[Data excerpts]

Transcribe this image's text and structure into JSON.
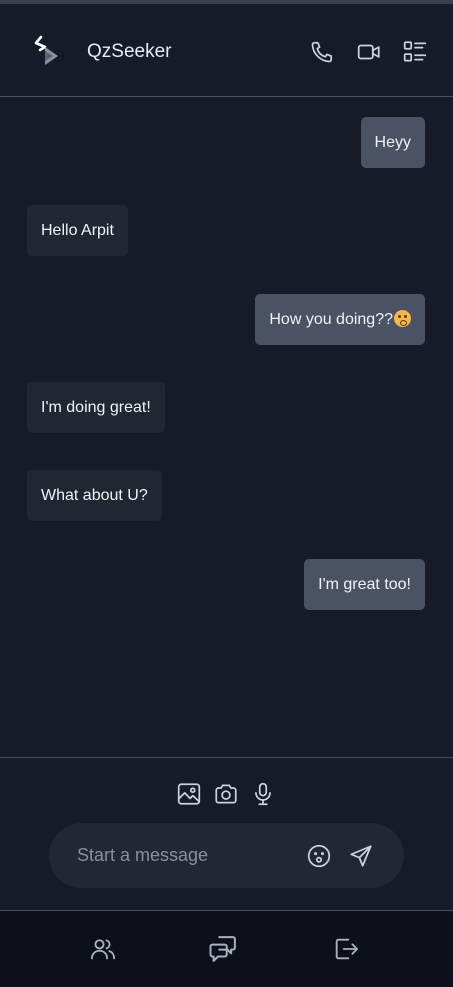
{
  "header": {
    "title": "QzSeeker",
    "icons": [
      "phone-icon",
      "video-camera-icon",
      "menu-list-icon"
    ]
  },
  "messages": [
    {
      "direction": "outgoing",
      "text": "Heyy"
    },
    {
      "direction": "incoming",
      "text": "Hello Arpit"
    },
    {
      "direction": "outgoing",
      "text": "How you doing??",
      "emoji": "face-emoji"
    },
    {
      "direction": "incoming",
      "text": "I'm doing great!"
    },
    {
      "direction": "incoming",
      "text": "What about U?"
    },
    {
      "direction": "outgoing",
      "text": "I'm great too!"
    }
  ],
  "composer": {
    "placeholder": "Start a message",
    "attach_icons": [
      "image-icon",
      "camera-icon",
      "microphone-icon"
    ],
    "input_icons": [
      "emoji-icon",
      "send-icon"
    ]
  },
  "bottom_nav": {
    "icons": [
      "users-icon",
      "chats-icon",
      "logout-icon"
    ]
  },
  "colors": {
    "background": "#161a29",
    "outgoing_bubble": "#4a5263",
    "incoming_bubble": "#222633",
    "input_background": "#232734",
    "bottom_nav": "#0d1019"
  }
}
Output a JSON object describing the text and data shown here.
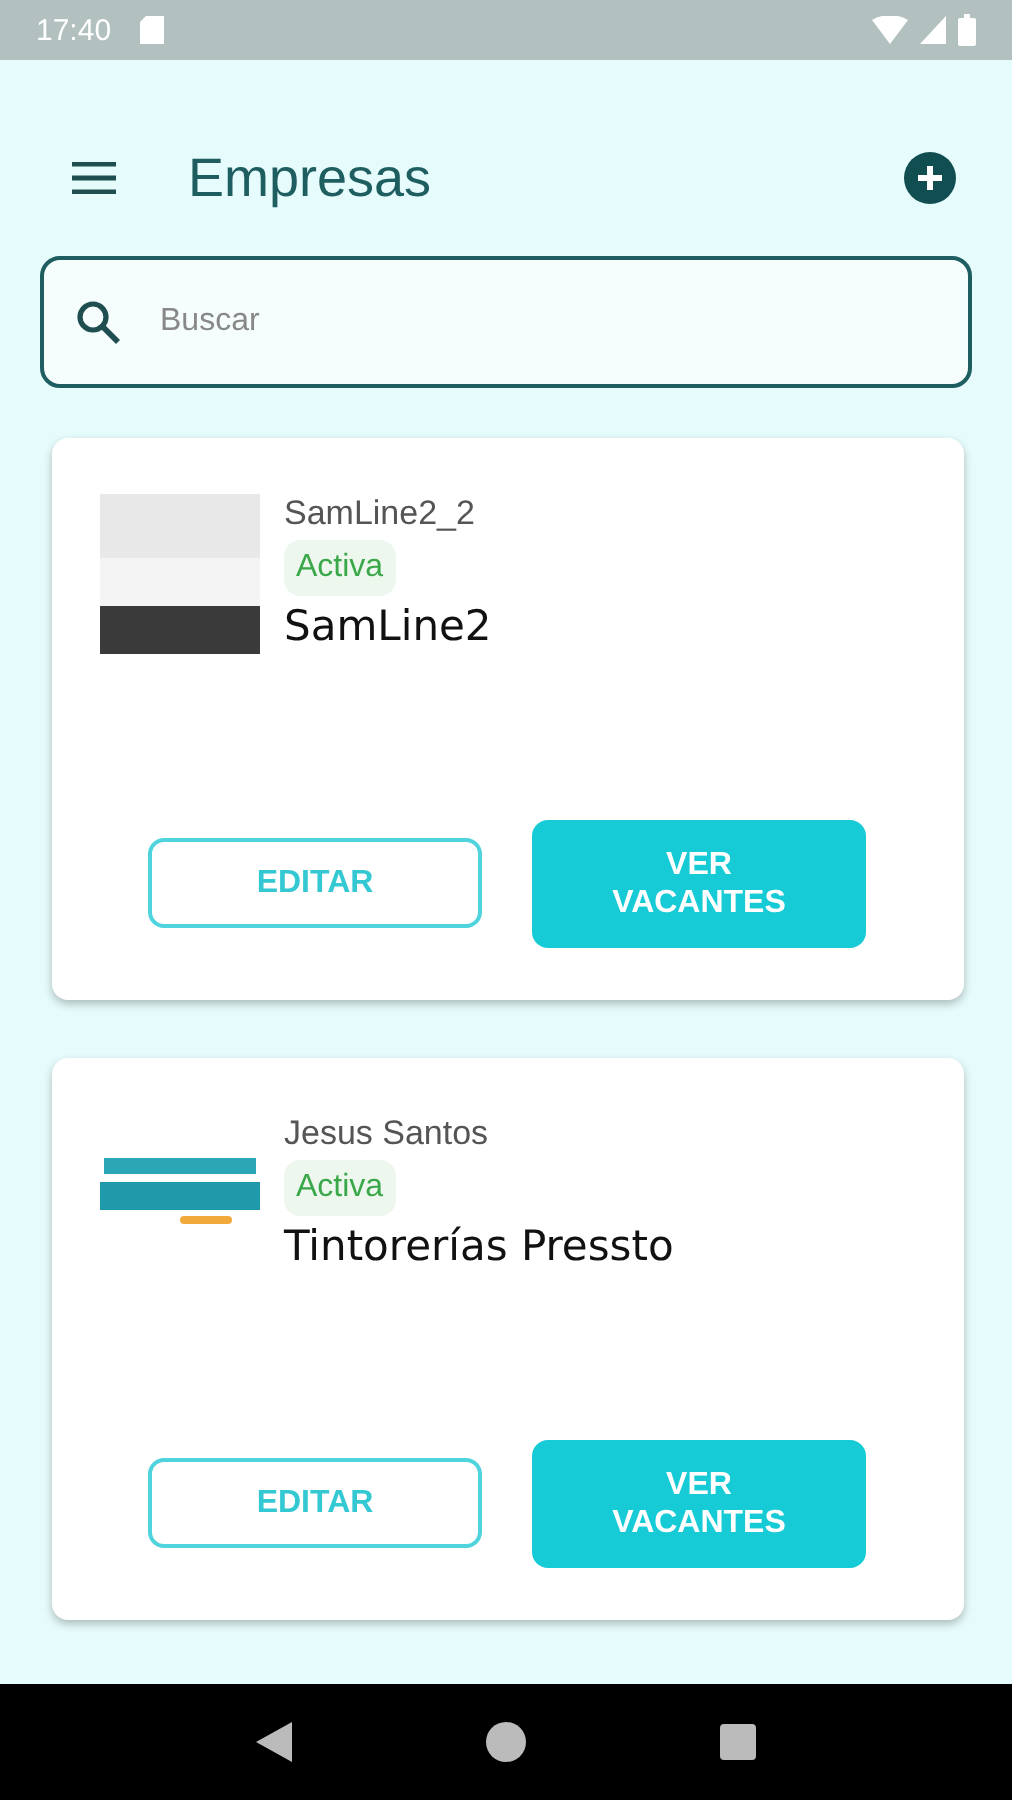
{
  "status_bar": {
    "time": "17:40"
  },
  "app_bar": {
    "title": "Empresas"
  },
  "search": {
    "placeholder": "Buscar"
  },
  "companies": [
    {
      "kind": "photo",
      "owner": "SamLine2_2",
      "status": "Activa",
      "name": "SamLine2",
      "buttons": [
        "EDITAR",
        "VER VACANTES"
      ]
    },
    {
      "kind": "logo",
      "owner": "Jesus Santos",
      "status": "Activa",
      "name": "Tintorerías Pressto",
      "buttons": [
        "EDITAR",
        "VER VACANTES"
      ]
    }
  ]
}
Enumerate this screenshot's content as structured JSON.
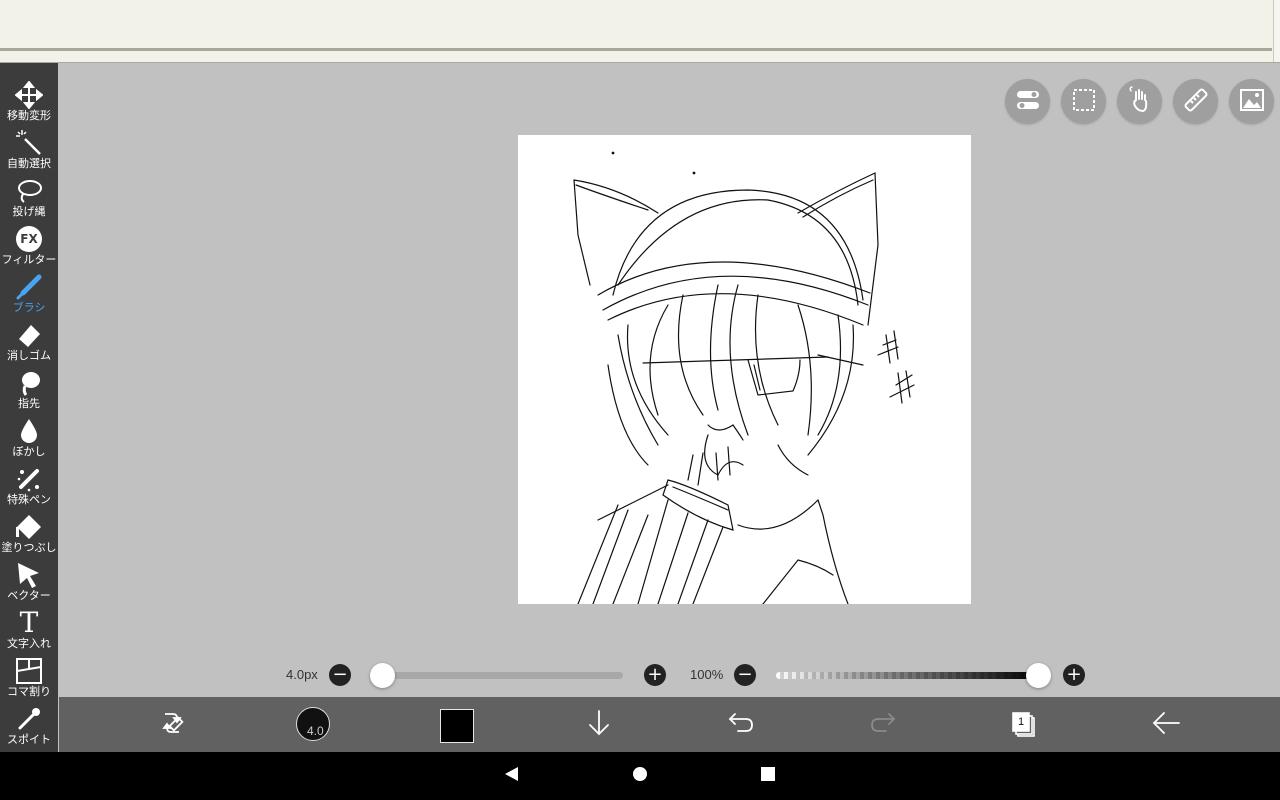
{
  "toolbar": {
    "tools": [
      {
        "label": "移動変形",
        "icon": "move-icon"
      },
      {
        "label": "自動選択",
        "icon": "magic-wand-icon"
      },
      {
        "label": "投げ縄",
        "icon": "lasso-icon"
      },
      {
        "label": "フィルター",
        "icon": "fx-icon"
      },
      {
        "label": "ブラシ",
        "icon": "brush-icon",
        "active": true
      },
      {
        "label": "消しゴム",
        "icon": "eraser-icon"
      },
      {
        "label": "指先",
        "icon": "finger-smudge-icon"
      },
      {
        "label": "ぼかし",
        "icon": "blur-drop-icon"
      },
      {
        "label": "特殊ペン",
        "icon": "special-pen-icon"
      },
      {
        "label": "塗りつぶし",
        "icon": "fill-bucket-icon"
      },
      {
        "label": "ベクター",
        "icon": "vector-cursor-icon"
      },
      {
        "label": "文字入れ",
        "icon": "text-icon"
      },
      {
        "label": "コマ割り",
        "icon": "frame-divider-icon"
      },
      {
        "label": "スポイト",
        "icon": "eyedropper-icon"
      }
    ],
    "fx_text": "FX",
    "text_tool_glyph": "T",
    "active_color": "#4aa3f0"
  },
  "top_right_buttons": [
    "toggle-settings-icon",
    "selection-marquee-icon",
    "hand-gesture-icon",
    "ruler-icon",
    "reference-image-icon"
  ],
  "sliders": {
    "brush_size_label": "4.0px",
    "brush_size_value": 4.0,
    "brush_size_fraction": 0.0,
    "opacity_label": "100%",
    "opacity_fraction": 1.0,
    "minus_glyph": "−",
    "plus_glyph": "+"
  },
  "bottom_bar": {
    "brush_size_text": "4.0",
    "color": "#000000",
    "layer_count": "1"
  },
  "navigation": [
    "back-triangle-icon",
    "home-circle-icon",
    "recents-square-icon"
  ]
}
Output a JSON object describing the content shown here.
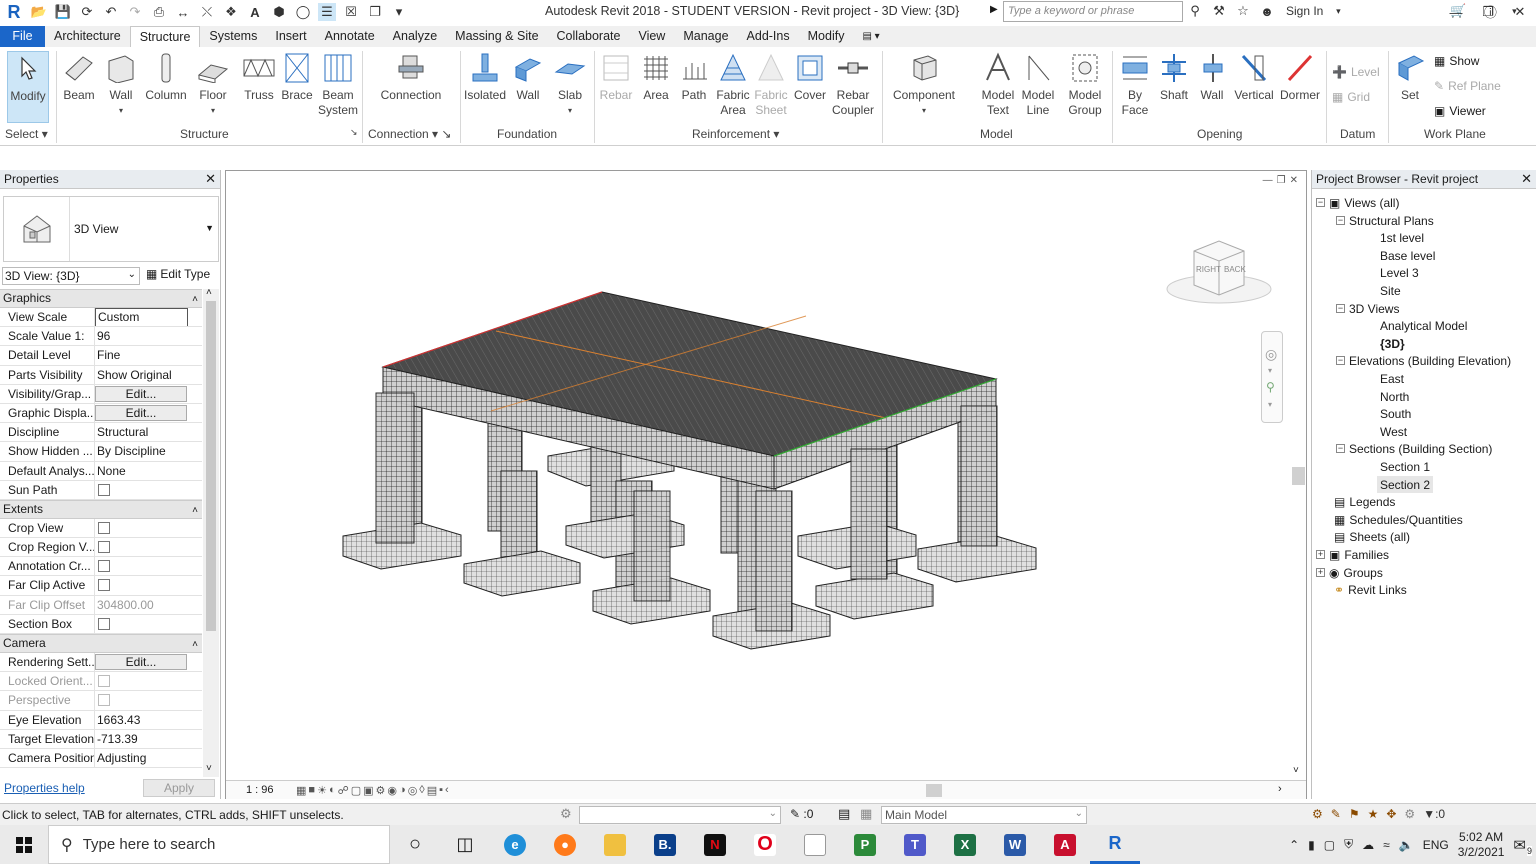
{
  "title_bar": {
    "app_title": "Autodesk Revit 2018 - STUDENT VERSION -     Revit project - 3D View: {3D}",
    "search_placeholder": "Type a keyword or phrase",
    "sign_in": "Sign In"
  },
  "ribbon_tabs": [
    "File",
    "Architecture",
    "Structure",
    "Systems",
    "Insert",
    "Annotate",
    "Analyze",
    "Massing & Site",
    "Collaborate",
    "View",
    "Manage",
    "Add-Ins",
    "Modify"
  ],
  "ribbon": {
    "modify": "Modify",
    "select_label": "Select",
    "structure_tools": [
      "Beam",
      "Wall",
      "Column",
      "Floor",
      "Truss",
      "Brace",
      "Beam System"
    ],
    "structure_label": "Structure",
    "connection_tool": "Connection",
    "connection_label": "Connection",
    "foundation_tools": [
      "Isolated",
      "Wall",
      "Slab"
    ],
    "foundation_label": "Foundation",
    "reinforcement_tools": [
      "Rebar",
      "Area",
      "Path",
      "Fabric Area",
      "Fabric Sheet",
      "Cover",
      "Rebar Coupler"
    ],
    "reinforcement_label": "Reinforcement",
    "model_tools": [
      "Component",
      "Model Text",
      "Model Line",
      "Model Group"
    ],
    "model_label": "Model",
    "opening_tools": [
      "By Face",
      "Shaft",
      "Wall",
      "Vertical",
      "Dormer"
    ],
    "opening_label": "Opening",
    "datum_tools": [
      "Level",
      "Grid"
    ],
    "datum_label": "Datum",
    "workplane_set": "Set",
    "workplane_tools": [
      "Show",
      "Ref  Plane",
      "Viewer"
    ],
    "workplane_label": "Work Plane"
  },
  "properties": {
    "title": "Properties",
    "type_name": "3D View",
    "view_filter": "3D View: {3D}",
    "edit_type": "Edit Type",
    "graphics_label": "Graphics",
    "graphics_rows": [
      {
        "key": "View Scale",
        "value": "Custom"
      },
      {
        "key": "Scale Value    1:",
        "value": "96"
      },
      {
        "key": "Detail Level",
        "value": "Fine"
      },
      {
        "key": "Parts Visibility",
        "value": "Show Original"
      },
      {
        "key": "Visibility/Grap...",
        "value": "Edit..."
      },
      {
        "key": "Graphic Displa...",
        "value": "Edit..."
      },
      {
        "key": "Discipline",
        "value": "Structural"
      },
      {
        "key": "Show Hidden ...",
        "value": "By Discipline"
      },
      {
        "key": "Default Analys...",
        "value": "None"
      },
      {
        "key": "Sun Path",
        "value": ""
      }
    ],
    "extents_label": "Extents",
    "extents_rows": [
      {
        "key": "Crop View",
        "value": ""
      },
      {
        "key": "Crop Region V...",
        "value": ""
      },
      {
        "key": "Annotation Cr...",
        "value": ""
      },
      {
        "key": "Far Clip Active",
        "value": ""
      },
      {
        "key": "Far Clip Offset",
        "value": "304800.00"
      },
      {
        "key": "Section Box",
        "value": ""
      }
    ],
    "camera_label": "Camera",
    "camera_rows": [
      {
        "key": "Rendering Sett...",
        "value": "Edit..."
      },
      {
        "key": "Locked Orient...",
        "value": ""
      },
      {
        "key": "Perspective",
        "value": ""
      },
      {
        "key": "Eye Elevation",
        "value": "1663.43"
      },
      {
        "key": "Target Elevation",
        "value": "-713.39"
      },
      {
        "key": "Camera Position",
        "value": "Adjusting"
      }
    ],
    "help_link": "Properties help",
    "apply": "Apply"
  },
  "viewport": {
    "scale": "1 : 96",
    "viewcube_right": "RIGHT",
    "viewcube_back": "BACK"
  },
  "project_browser": {
    "title": "Project Browser - Revit project",
    "views_all": "Views (all)",
    "structural_plans": "Structural Plans",
    "plans": [
      "1st level",
      "Base level",
      "Level 3",
      "Site"
    ],
    "views_3d": "3D Views",
    "views_3d_items": [
      "Analytical Model",
      "{3D}"
    ],
    "elevations": "Elevations (Building Elevation)",
    "elevation_items": [
      "East",
      "North",
      "South",
      "West"
    ],
    "sections": "Sections (Building Section)",
    "section_items": [
      "Section 1",
      "Section 2"
    ],
    "legends": "Legends",
    "schedules": "Schedules/Quantities",
    "sheets": "Sheets (all)",
    "families": "Families",
    "groups": "Groups",
    "revit_links": "Revit Links"
  },
  "status_bar": {
    "message": "Click to select, TAB for alternates, CTRL adds, SHIFT unselects.",
    "design_option_count": ":0",
    "model": "Main Model",
    "filter_count": ":0"
  },
  "taskbar": {
    "search": "Type here to search",
    "language": "ENG",
    "time": "5:02 AM",
    "date": "3/2/2021",
    "notification_count": "9"
  }
}
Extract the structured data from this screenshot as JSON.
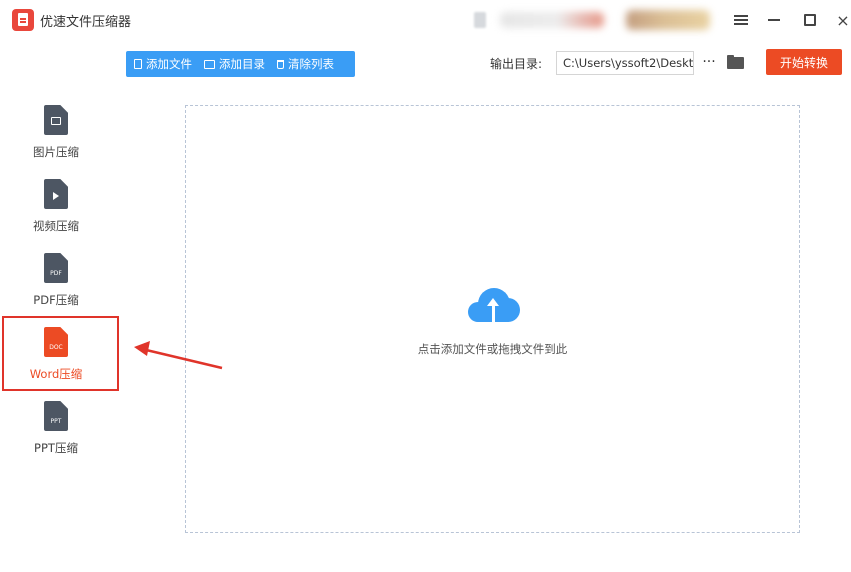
{
  "app": {
    "title": "优速文件压缩器"
  },
  "window_controls": {
    "menu": "menu-icon",
    "minimize": "minimize-icon",
    "maximize": "maximize-icon",
    "close": "×"
  },
  "toolbar": {
    "add_file": "添加文件",
    "add_folder": "添加目录",
    "clear_list": "清除列表",
    "color": "#3a9df5"
  },
  "output": {
    "label": "输出目录:",
    "path": "C:\\Users\\yssoft2\\Deskt",
    "more": "···",
    "start": "开始转换",
    "start_color": "#ec4b24"
  },
  "sidebar": {
    "items": [
      {
        "label": "图片压缩",
        "icon": "image-file-icon",
        "active": false
      },
      {
        "label": "视频压缩",
        "icon": "video-file-icon",
        "active": false
      },
      {
        "label": "PDF压缩",
        "icon": "pdf-file-icon",
        "badge": "PDF",
        "active": false
      },
      {
        "label": "Word压缩",
        "icon": "doc-file-icon",
        "badge": "DOC",
        "active": true
      },
      {
        "label": "PPT压缩",
        "icon": "ppt-file-icon",
        "badge": "PPT",
        "active": false
      }
    ],
    "active_color": "#ec4b24"
  },
  "dropzone": {
    "hint": "点击添加文件或拖拽文件到此",
    "icon": "cloud-upload-icon"
  }
}
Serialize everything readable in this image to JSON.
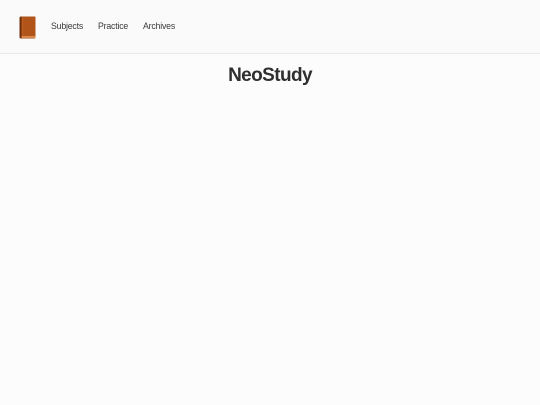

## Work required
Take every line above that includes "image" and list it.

## Exercise output
Transcribe this image's text and structure into JSON.
      "image-icon",
    "reference-image-icon"
        "icon": "image-file-icon",
Serialize everything readable in this image to JSON.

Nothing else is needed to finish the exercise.